The Neighboring Food Co-op Association (NFCA) is sponsoring the Fifth Annual Slow Living Summit, June 3 – 5, 2015 in Brattleboro, Vermont.

This year’s summit will be a mindful exploration of the journey of food, from farming and food entrepreneurship to food systems to nourishment to food justice and policy, including how co-operatives support resilient food systems.

The Summit Will Explore:

  • Food Entrepreneurship: How can locally oriented farmers and food producers flourish in the face of a globalized food industry?
  • Food Systems: How do we develop food systems holistically — serving the entire community, using the entirety of available food resources?
  • Nourishment and Wellness: How do we strengthen connections between food, body, mind, spirit, and community?
  • Food Justice and Access: Is good food just for those who can afford it and easily access it? Why are there food deserts?
  • Food Policies: What policies can maximize the value of our food systems? An exploration of local, state, national farm/food policies and trends.

Discounted early-bird rates are now in effect, so you can explore the Summit site, and register now.

Thanks to generous support from sponsors and donors, sliding scale registration options are available.

Register for the 2015 Slow Living Summit: www.slowlivingsummit.org/2015-summit-registration/


Neighboring Food Co-op Association
PO Box 93, Shelburne Falls, MA 01370

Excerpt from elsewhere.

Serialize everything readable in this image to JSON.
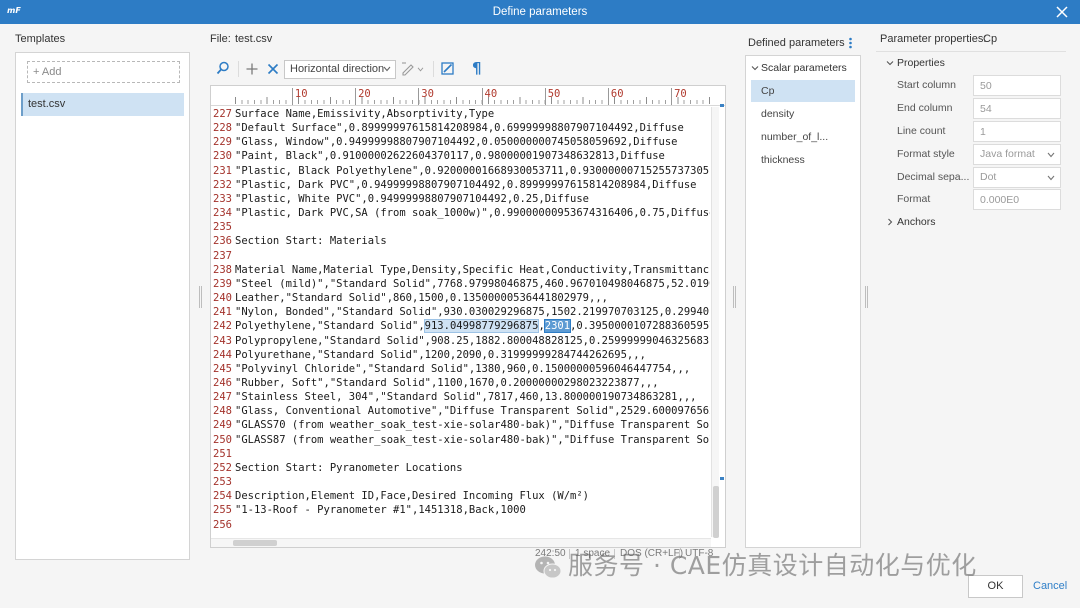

email: info@nfca.coop
website: www.nfca.coop
facebook: http://www.facebook.com/neighboring